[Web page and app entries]
═══
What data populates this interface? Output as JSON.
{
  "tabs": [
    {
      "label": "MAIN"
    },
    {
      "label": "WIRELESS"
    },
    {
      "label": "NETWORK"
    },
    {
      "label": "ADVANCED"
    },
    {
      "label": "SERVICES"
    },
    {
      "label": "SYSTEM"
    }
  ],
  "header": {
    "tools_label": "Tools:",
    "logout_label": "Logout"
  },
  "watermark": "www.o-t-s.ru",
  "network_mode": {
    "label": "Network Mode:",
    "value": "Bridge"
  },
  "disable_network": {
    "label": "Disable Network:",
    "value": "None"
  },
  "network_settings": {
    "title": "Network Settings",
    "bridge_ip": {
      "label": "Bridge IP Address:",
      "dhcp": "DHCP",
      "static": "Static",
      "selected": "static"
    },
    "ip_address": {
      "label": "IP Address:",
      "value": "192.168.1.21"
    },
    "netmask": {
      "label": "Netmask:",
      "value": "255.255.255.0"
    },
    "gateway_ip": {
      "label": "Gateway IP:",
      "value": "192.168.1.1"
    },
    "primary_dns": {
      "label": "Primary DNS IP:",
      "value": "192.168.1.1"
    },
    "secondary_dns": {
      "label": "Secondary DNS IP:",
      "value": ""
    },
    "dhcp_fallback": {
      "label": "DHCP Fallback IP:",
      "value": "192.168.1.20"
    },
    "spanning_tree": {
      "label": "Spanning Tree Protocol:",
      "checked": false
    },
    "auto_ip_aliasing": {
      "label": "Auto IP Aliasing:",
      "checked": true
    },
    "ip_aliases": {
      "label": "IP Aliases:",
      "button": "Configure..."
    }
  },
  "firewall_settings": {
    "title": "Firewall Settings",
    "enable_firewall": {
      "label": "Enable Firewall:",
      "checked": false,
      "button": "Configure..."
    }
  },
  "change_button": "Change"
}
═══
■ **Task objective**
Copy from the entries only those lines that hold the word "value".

■ **Answer to this problem**
    "value": "Bridge"
    "value": "None"
      "value": "192.168.1.21"
      "value": "255.255.255.0"
      "value": "192.168.1.1"
      "value": "192.168.1.1"
      "value": ""
      "value": "192.168.1.20"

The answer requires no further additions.